**The records:**

>>>>>

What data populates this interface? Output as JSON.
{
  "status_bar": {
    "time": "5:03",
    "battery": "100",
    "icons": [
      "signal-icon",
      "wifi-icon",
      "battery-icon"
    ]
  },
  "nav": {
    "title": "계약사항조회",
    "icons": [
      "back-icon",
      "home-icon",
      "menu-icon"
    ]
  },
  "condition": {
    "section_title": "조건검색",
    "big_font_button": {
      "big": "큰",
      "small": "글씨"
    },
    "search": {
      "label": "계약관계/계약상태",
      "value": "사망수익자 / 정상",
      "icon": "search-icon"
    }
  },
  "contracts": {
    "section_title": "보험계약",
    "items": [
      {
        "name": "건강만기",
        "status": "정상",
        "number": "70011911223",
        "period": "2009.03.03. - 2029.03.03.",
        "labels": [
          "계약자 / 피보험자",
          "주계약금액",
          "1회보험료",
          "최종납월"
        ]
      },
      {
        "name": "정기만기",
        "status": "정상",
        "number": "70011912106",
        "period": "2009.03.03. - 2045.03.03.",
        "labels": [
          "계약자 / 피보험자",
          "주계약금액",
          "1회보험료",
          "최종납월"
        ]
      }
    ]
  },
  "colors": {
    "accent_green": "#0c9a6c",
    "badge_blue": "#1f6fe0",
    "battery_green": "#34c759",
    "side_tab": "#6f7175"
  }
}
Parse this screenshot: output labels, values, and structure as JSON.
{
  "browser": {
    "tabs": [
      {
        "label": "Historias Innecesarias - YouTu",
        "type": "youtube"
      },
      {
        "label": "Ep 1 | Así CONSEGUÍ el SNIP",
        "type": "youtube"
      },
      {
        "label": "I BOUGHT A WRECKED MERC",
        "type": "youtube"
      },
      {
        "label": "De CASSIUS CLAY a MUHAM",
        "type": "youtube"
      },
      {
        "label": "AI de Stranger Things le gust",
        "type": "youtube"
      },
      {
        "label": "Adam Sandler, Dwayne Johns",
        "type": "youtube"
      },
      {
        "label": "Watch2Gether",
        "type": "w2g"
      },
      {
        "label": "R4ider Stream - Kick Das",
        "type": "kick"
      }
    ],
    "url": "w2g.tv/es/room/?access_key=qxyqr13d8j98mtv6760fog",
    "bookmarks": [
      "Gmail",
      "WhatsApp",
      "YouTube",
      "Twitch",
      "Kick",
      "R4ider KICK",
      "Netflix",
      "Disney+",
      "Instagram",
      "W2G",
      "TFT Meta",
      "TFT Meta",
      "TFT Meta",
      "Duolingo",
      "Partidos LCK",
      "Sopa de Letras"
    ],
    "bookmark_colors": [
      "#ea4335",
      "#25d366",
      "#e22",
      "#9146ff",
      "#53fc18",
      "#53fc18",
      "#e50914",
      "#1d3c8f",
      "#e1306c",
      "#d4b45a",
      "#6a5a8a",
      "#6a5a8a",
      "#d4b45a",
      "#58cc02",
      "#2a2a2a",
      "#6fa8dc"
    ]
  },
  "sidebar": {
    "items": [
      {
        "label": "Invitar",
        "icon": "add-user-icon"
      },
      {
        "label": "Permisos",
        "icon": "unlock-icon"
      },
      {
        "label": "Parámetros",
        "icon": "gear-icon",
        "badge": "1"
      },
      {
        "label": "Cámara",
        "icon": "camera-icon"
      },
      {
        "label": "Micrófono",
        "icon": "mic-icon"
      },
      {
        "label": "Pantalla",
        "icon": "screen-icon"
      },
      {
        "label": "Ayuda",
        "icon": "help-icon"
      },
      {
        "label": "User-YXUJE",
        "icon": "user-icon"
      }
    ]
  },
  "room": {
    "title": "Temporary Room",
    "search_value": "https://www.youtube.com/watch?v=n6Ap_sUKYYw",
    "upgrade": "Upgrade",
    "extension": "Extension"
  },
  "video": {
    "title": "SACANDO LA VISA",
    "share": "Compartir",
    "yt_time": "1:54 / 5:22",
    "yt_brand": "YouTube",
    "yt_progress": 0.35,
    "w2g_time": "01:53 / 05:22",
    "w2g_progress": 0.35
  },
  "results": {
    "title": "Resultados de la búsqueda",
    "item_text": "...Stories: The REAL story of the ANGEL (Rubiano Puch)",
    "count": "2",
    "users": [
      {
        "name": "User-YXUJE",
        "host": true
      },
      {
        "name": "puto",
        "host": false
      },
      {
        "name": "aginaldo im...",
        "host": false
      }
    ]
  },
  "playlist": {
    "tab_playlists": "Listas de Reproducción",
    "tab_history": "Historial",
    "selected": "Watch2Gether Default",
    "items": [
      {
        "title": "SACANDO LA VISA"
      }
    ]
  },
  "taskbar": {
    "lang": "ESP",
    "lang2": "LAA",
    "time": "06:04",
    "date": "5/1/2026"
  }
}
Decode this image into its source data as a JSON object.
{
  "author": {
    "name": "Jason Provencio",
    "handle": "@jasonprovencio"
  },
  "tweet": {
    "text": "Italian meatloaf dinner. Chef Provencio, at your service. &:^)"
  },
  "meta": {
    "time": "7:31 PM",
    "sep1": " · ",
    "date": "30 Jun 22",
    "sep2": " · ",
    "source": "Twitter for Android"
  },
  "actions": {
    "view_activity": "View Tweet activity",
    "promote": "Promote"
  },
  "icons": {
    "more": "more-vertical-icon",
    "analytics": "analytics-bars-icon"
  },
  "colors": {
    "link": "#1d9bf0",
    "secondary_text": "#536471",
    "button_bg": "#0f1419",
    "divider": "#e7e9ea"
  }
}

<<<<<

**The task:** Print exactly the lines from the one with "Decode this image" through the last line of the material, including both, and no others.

**Completed exercise:**
Decode this image into its source data as a JSON object.
{
  "author": {
    "name": "Jason Provencio",
    "handle": "@jasonprovencio"
  },
  "tweet": {
    "text": "Italian meatloaf dinner. Chef Provencio, at your service. &:^)"
  },
  "meta": {
    "time": "7:31 PM",
    "sep1": " · ",
    "date": "30 Jun 22",
    "sep2": " · ",
    "source": "Twitter for Android"
  },
  "actions": {
    "view_activity": "View Tweet activity",
    "promote": "Promote"
  },
  "icons": {
    "more": "more-vertical-icon",
    "analytics": "analytics-bars-icon"
  },
  "colors": {
    "link": "#1d9bf0",
    "secondary_text": "#536471",
    "button_bg": "#0f1419",
    "divider": "#e7e9ea"
  }
}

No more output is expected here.